Most of the existing literature on European history of economic thought concentrates on the major works of leading figures such as von Boehm-Bawerk, Menger, Pareto, Walras, Weber and Wicksell. These economists exerted enormous influences on the development of economics, despite their differing theories and approaches. Yet, there were many other economists whose contribution to the field has not been described in existing literature. This book resurrects these forgotten economists and presents 17 specially commissioned essays on their lives and contributions to economics. As such this book presents a fuller picture of the development of economics in Europe during the late 19th and early 20th century.
The authors examine the economists' original ideas, and discuss how their work contributed to the development of economic thought. In addition the contributors look at the spread of ideas, of their acceptance or rejection, which can be explained partly by physical and linguistic or national isolation. They also consider influences on economic thought both between and within countries, and of other disciplines on economics; and as a consequence a sense of national identity in the practice of economics is developed. Finally, the authors present ideas on the path-dependent process of the development of economics and of the alternative paths that were around at the time, as well as on the origins of econometrics and differing attitudes towards statistical and mathematical approaches.

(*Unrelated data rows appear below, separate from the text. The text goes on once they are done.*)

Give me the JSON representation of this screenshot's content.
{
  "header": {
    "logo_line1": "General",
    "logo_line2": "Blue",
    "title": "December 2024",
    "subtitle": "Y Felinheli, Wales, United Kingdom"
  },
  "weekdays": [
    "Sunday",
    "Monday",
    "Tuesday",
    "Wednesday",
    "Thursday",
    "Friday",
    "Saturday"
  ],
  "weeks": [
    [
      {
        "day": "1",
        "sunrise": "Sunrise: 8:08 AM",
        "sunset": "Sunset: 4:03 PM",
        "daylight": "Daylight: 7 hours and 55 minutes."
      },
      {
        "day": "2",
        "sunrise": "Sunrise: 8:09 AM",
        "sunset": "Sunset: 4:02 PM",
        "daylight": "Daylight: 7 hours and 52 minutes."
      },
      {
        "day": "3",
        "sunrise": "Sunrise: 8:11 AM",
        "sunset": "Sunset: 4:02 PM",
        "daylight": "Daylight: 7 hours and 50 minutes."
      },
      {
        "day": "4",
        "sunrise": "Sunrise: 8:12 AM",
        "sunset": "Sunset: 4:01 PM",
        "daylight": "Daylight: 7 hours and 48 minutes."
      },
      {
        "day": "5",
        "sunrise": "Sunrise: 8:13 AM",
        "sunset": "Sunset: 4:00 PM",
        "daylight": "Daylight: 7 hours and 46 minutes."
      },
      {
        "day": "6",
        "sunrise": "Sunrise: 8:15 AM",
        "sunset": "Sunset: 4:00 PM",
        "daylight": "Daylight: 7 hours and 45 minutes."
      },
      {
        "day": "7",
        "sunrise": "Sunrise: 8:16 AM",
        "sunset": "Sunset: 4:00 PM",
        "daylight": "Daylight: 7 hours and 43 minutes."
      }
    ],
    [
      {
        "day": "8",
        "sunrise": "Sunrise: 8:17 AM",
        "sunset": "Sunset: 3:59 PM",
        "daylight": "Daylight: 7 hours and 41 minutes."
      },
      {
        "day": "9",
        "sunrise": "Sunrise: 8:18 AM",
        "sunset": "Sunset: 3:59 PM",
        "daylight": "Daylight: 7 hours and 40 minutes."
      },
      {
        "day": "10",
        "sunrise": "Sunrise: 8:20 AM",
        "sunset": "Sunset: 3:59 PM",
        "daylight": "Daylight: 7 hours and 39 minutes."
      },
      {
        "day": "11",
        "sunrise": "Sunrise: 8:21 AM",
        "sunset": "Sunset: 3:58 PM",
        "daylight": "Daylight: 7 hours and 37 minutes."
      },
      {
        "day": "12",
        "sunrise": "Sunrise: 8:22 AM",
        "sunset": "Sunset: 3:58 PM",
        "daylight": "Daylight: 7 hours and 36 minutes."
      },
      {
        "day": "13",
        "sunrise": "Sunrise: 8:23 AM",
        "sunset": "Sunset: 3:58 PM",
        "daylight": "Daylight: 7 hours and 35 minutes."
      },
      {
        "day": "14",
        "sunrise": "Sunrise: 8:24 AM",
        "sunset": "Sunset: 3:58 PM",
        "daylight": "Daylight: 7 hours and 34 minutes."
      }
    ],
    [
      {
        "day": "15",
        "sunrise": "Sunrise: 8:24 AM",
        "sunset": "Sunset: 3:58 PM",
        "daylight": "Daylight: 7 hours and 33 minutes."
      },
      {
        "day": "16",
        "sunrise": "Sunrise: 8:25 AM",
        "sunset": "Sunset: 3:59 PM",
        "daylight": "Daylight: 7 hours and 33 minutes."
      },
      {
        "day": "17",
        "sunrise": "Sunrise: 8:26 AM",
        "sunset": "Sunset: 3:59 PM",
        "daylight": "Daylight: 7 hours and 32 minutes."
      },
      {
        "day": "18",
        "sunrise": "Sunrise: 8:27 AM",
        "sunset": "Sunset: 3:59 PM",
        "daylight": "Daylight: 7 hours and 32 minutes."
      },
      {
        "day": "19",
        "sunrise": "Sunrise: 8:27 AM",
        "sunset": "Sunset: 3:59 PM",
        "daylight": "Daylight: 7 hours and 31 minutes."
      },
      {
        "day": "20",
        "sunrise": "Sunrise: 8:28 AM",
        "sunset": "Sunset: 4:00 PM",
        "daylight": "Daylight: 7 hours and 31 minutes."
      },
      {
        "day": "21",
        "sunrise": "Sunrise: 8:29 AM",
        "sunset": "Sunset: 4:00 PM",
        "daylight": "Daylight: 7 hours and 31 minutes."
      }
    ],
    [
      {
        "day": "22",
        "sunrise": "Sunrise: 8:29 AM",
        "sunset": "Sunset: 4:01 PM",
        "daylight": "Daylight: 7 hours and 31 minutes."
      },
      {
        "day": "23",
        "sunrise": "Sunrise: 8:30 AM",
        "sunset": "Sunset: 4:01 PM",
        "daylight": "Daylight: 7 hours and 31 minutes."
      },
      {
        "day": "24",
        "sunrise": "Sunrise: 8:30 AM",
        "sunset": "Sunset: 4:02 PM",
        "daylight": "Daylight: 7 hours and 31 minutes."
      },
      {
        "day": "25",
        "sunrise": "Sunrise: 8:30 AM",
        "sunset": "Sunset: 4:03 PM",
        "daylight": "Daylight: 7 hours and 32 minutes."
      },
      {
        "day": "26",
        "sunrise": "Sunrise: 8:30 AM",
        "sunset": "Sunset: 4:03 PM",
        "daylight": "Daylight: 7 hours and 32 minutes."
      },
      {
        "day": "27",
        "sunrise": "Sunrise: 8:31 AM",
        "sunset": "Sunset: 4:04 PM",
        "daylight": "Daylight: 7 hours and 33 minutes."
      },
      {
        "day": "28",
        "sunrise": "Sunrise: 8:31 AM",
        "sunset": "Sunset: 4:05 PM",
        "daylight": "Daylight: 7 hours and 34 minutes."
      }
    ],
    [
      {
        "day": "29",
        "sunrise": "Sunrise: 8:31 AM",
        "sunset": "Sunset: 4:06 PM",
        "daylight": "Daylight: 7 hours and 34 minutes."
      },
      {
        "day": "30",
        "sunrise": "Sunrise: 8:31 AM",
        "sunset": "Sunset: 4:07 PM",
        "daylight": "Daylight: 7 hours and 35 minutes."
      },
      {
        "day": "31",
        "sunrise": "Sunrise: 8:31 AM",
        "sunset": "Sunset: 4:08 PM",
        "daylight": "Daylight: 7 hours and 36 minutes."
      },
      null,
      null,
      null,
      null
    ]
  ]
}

This long-overdue addition to the literature will be welcomed by historians of economic thought, those studying the lives of economists as well as those interested in the philosophy and evolution of economics.
Edited by the late Warren J. Samuels, former Professor Emeritus of Economics, Michigan State University, US
Contents: Introduction (W.J. Samuels) 1. The Economist M.J.H Cobbenhagen 2. Clement Colson (1853-1939) 3. Christiaan Cornelissen (1864-1942) 4. Sam de Wolff (1878-1960) 5. Francois Divisa (1889-1964) 6. Robert Gilbrat and the Law of Proportional Effect 7. Johan G. Koopmans 8. Hermann Laurent (1841-1908) 9. The French Connection 10. Paul Leroy-Beaulieu and His `Cheap Government' 11. Lucien March (1859-1933) 12. The Economic Theories and Social Reform Proposals of Ernest Solvay 13. Gustaf Steffen 14. Ed van Cleeff, Multiple Meanings of Planning and the Prehistory of the Central Planning Bureau 15. Elisabeth Caroline van Dorp 16. The Danish Economist Jens Warming 17. Harald Westergaard